|The Compromise of 1856|
Millard Fillmore, 13th and 15th President of
the United States (July 9, 1850 – March 4, 1853
and March 4, 1857 – March 4, 1865).

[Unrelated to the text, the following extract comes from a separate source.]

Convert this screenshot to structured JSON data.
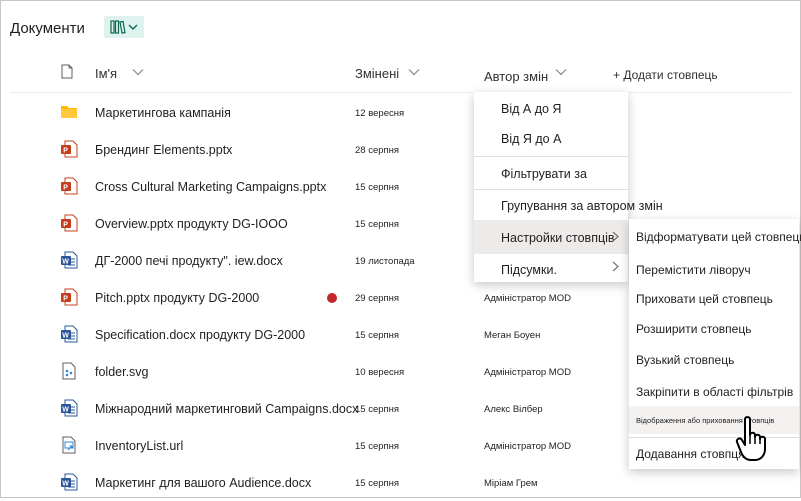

By 1856, the issue of slavery had begun to dominate national politics. The Whig party had shattered, failing to have chosen a side in the conflict. From the ashes, its Anti-Slavery members formed the Republican Party, which had already begun to dominate politics in the Northern states by 1855, at the expense of both the Democratic and American parties. The Democrats only hope was in the Solid South; however, they could never hope to win in any election without Northern support, so they maintained a stance of ambiguity. As the results of the 1856 Presidential Election trickled in, it became clear James Buchanan was the winner among the people. Though Fremont, the Republican candidate, had carried the North, the Democrats had been able to head it off. However, after the results were tallied, Buchanan, it was found, had failed to achieve an electoral majority, mainly due to some slave states falling by narrow margins to Fillmore, the Know Nothing candidate, and the narrow loss of Illinois to Fremont. As the election went to the House of Representatives, sectional differences of opinion dominated the voting. Neither Fremont nor Buchanan were able to achieve a majority even there, as most followed party lines, and Southerners rejected the notion of a Republican president, threatening secession if he were chosen. As the bickering continued into January of the next year, Senator Stephen Douglass and Speaker of the House Nathaniel Banks offered a compromise devised between the two to Congress. Millard Fillmore, considered a moderate, was offered as a compromise candidate for president. Along with several other arrangements, this became known as the “Compromise of 1856”. Congress approved the Compromise, with Millard Fillmore becoming president on March 4, 1857.